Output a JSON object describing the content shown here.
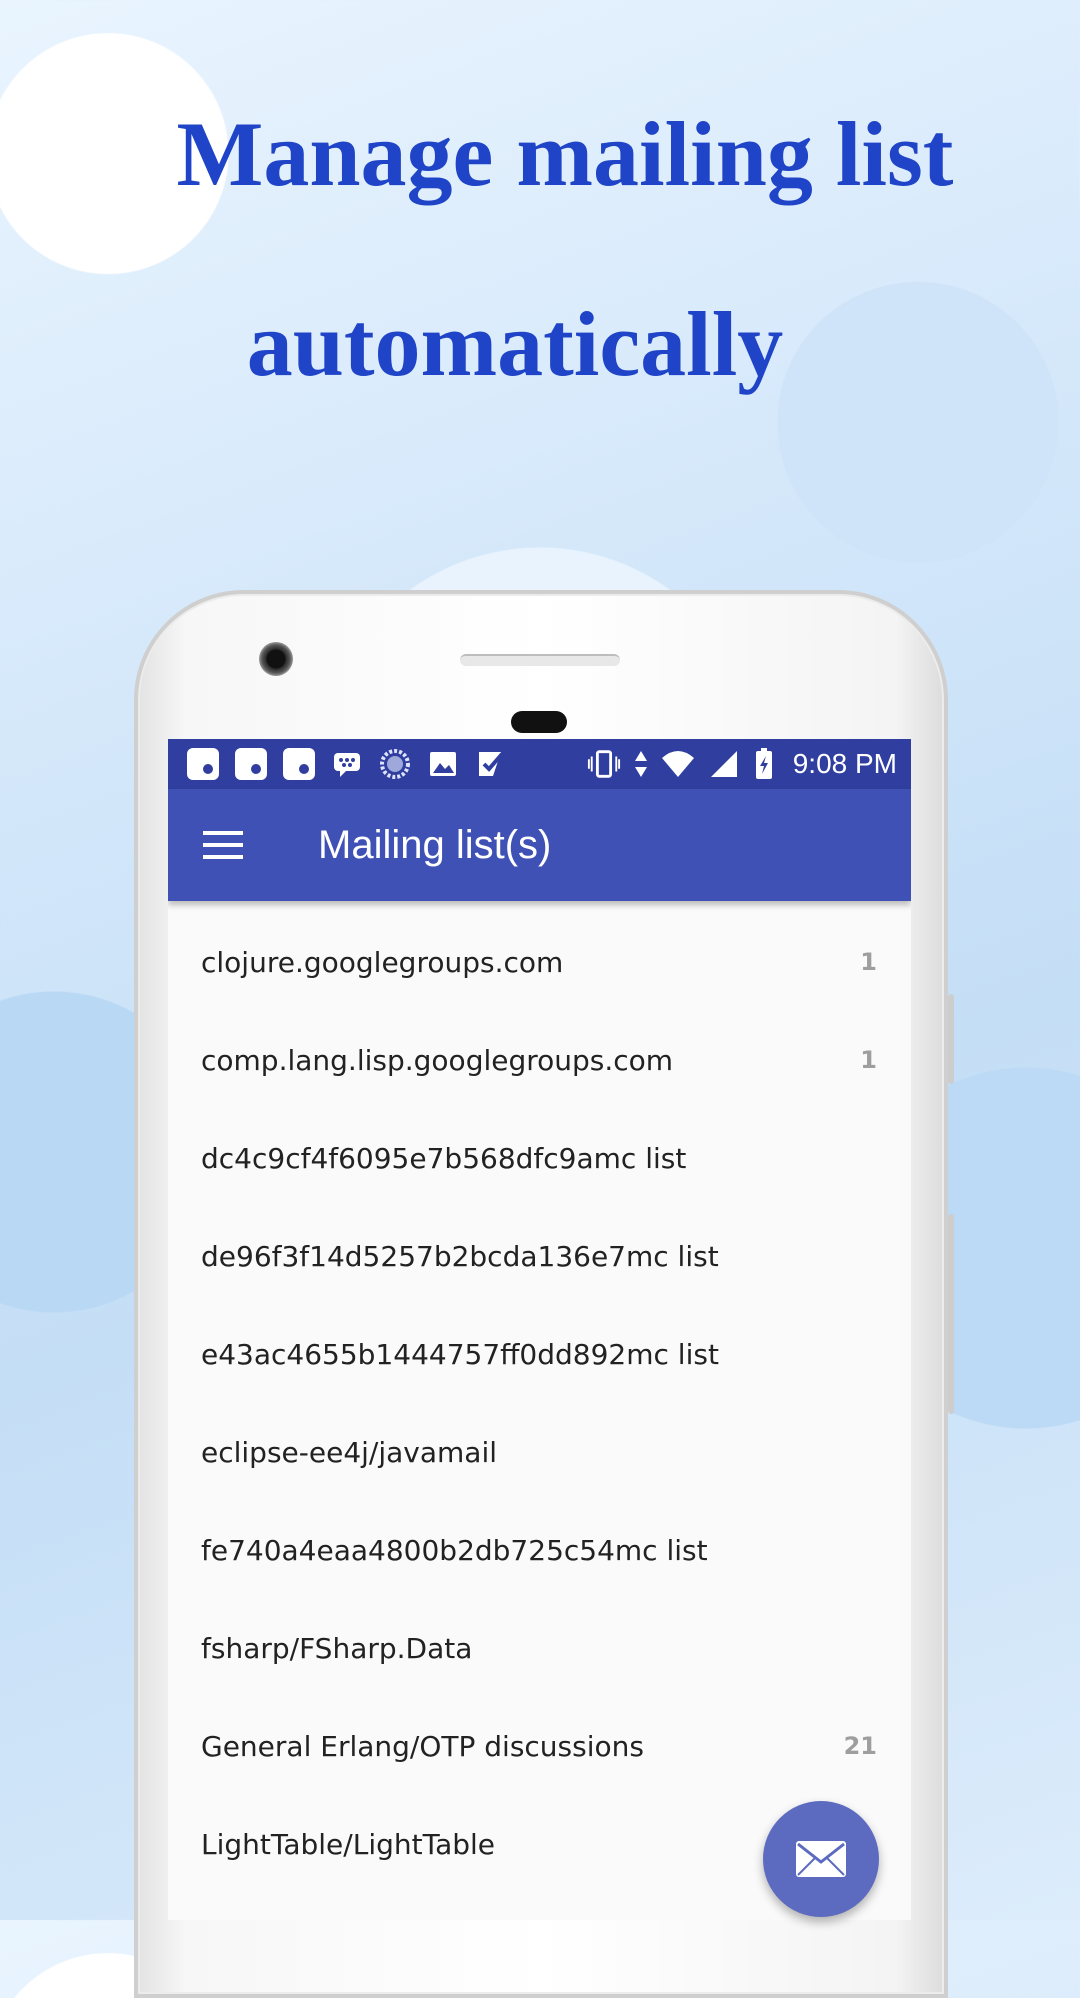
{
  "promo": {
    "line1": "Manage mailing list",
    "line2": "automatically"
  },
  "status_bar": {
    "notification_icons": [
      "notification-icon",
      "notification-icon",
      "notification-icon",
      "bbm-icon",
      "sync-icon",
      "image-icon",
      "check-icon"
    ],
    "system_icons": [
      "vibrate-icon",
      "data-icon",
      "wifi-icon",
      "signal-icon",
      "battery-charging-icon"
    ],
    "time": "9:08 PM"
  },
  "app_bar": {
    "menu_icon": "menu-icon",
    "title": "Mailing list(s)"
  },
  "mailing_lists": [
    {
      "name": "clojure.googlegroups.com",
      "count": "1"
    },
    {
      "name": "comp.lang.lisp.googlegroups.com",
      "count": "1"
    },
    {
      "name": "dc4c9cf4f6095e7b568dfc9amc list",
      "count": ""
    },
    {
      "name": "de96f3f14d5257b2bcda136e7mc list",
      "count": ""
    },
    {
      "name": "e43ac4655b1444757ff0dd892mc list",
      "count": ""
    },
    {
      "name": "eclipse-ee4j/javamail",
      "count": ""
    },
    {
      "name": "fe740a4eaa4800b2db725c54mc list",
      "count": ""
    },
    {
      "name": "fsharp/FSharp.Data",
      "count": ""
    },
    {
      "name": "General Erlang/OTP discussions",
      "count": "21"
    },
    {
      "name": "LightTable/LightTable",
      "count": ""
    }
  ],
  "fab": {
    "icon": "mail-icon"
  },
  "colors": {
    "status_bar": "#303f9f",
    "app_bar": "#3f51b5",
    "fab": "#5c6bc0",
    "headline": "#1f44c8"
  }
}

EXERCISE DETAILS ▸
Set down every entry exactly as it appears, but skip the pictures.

RESPONSE TO THE TASK ▸
Output a JSON object describing the content shown here.
{
  "promo": {
    "line1": "Manage mailing list",
    "line2": "automatically"
  },
  "status_bar": {
    "notification_icons": [
      "notification-icon",
      "notification-icon",
      "notification-icon",
      "bbm-icon",
      "sync-icon",
      "image-icon",
      "check-icon"
    ],
    "system_icons": [
      "vibrate-icon",
      "data-icon",
      "wifi-icon",
      "signal-icon",
      "battery-charging-icon"
    ],
    "time": "9:08 PM"
  },
  "app_bar": {
    "menu_icon": "menu-icon",
    "title": "Mailing list(s)"
  },
  "mailing_lists": [
    {
      "name": "clojure.googlegroups.com",
      "count": "1"
    },
    {
      "name": "comp.lang.lisp.googlegroups.com",
      "count": "1"
    },
    {
      "name": "dc4c9cf4f6095e7b568dfc9amc list",
      "count": ""
    },
    {
      "name": "de96f3f14d5257b2bcda136e7mc list",
      "count": ""
    },
    {
      "name": "e43ac4655b1444757ff0dd892mc list",
      "count": ""
    },
    {
      "name": "eclipse-ee4j/javamail",
      "count": ""
    },
    {
      "name": "fe740a4eaa4800b2db725c54mc list",
      "count": ""
    },
    {
      "name": "fsharp/FSharp.Data",
      "count": ""
    },
    {
      "name": "General Erlang/OTP discussions",
      "count": "21"
    },
    {
      "name": "LightTable/LightTable",
      "count": ""
    }
  ],
  "fab": {
    "icon": "mail-icon"
  },
  "colors": {
    "status_bar": "#303f9f",
    "app_bar": "#3f51b5",
    "fab": "#5c6bc0",
    "headline": "#1f44c8"
  }
}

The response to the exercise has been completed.